by Christine Elias — Thursday, Jun 06, 2013

PhD candidate Emilie Nicolas receives Harry Jerome Award

June 6, 2013 — Research and activism fit together for winner of Harry Jerome Award

Emilie Nicolas. Photo: D. Tyszko

By Christine Elias

For Emilie Nicolas, cultural and linguistic diversity is not just a field of study — it’s personal. The PhD candidate in anthropology says her research and activism work together, helping her become a more informed and active global citizen.

“I strongly believe that my academic research should be connected to people’s needs, aspirations and life experiences,” says Nicolas. “In my view, one of the greatest strengths of anthropology is that it asks scholars to not only base their knowledge on theoretical or archival research, but also to foster an ongoing dialogue with the people and ideas they study.”

“By looking at how Montreal’s non-Francophone community contributes to the discourse around Quebecois and Canadian identity, I am hoping to shed some light on some of the sources of intercultural tension in the city,” said Nicolas. “Hopefully, this project will contribute to a better understanding of how national identities and senses of belonging develop in this transnational, global age,” said Nicolas.

Beyond the university, Nicolas — who found a home in the ethnically diverse Côte-des-Neiges neighbourhood of Montreal — has given back to her community by volunteering as French language tutor to newcomers.

“I wanted to take my connection to my neigbourhood — made up of an interesting mix of Université de Montréal students, recent immigrants and refugees from all over the world — a step further,” said Nicolas. “I shared my deep attachment to Quebec society, while also learning about the world through conversations with my students.

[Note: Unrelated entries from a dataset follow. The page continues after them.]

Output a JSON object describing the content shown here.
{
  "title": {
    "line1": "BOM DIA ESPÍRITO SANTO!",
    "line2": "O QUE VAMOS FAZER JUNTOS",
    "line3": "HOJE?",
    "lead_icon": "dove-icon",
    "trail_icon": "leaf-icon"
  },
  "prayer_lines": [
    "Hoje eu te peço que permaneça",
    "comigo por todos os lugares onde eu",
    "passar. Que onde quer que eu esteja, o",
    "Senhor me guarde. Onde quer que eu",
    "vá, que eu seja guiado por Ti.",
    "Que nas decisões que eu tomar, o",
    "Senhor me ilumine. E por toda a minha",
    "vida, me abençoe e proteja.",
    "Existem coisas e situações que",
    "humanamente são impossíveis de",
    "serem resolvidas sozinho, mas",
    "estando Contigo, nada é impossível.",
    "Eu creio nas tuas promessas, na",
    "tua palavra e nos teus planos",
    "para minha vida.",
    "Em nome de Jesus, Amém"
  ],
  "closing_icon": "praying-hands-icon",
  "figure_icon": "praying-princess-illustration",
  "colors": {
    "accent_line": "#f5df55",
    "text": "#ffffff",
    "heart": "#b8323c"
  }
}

The most satisfying community engagement cannot be one-way help services, they must be mutually benefiting relationships.”

Nicolas’s academic research questions are directly inspired by the people she engaged with.

“The role of language in identity is debated every week in Quebec’s media. Taking my place as a citizen among these conversations stimulated my awareness of the impact of these discourses in determining who feels included or excluded from the public sphere,” said Nicolas. “Volunteering fuels both my passion and my insight for the questions I am trying to answer, because they have such direct consequences for people I’ve grown with and been inspired by.”

Nicolas has also volunteered at a humanitarian cooperative in Peru and participated in an Israeli observation mission, sponsored by the Centre for Israeli and Jewish Affairs, for politically active young Quebeckers.

“The goal was to expose us to different public figures — politicians, journalists, NGO workers — tour the region, explore the culture and get a better understanding of how the conflict is felt on the ground beyond the media coverage we get in Canada,” said Nicolas.

“For me, the mission was really about learning how international observers think they know without really knowing. My visit helped me to be more critical of how media frame their stories for audiences abroad. Rather than providing definite answers, I experienced the mission as the starting point of a life-long curiosity.”

This past spring, Nicolas was honoured with a Harry Jerome Award. Established in memory of Harry Jerome — Canada’s premiere track and field athlete of the 1960s — and presented by the Black Business and Professional Association, the award honours excellence in African Canadian achievement.

One of Nicolas’s supervisors, UTSC anthropology professor Alejandro Paz, was unsurprised by the award announcement.

“I was thrilled to hear about Emilie's award, which is one of many that she has won this year. But at the same time I am not surprised. Emilie is an extremely talented young scholar, whose motivation to write starts from her political activism in Quebec,” said Paz. “She puts her basic intuitions from this work under the scrutiny of theories about the relationship of nationalism, race, and language. She is not only extremely deserving, she’s also is a model for others to follow.

Nicolas also is this year’s recipient of the Barbara Frum Award in Canadian Scholarship and will join Massey College this September as a Junior Fellow.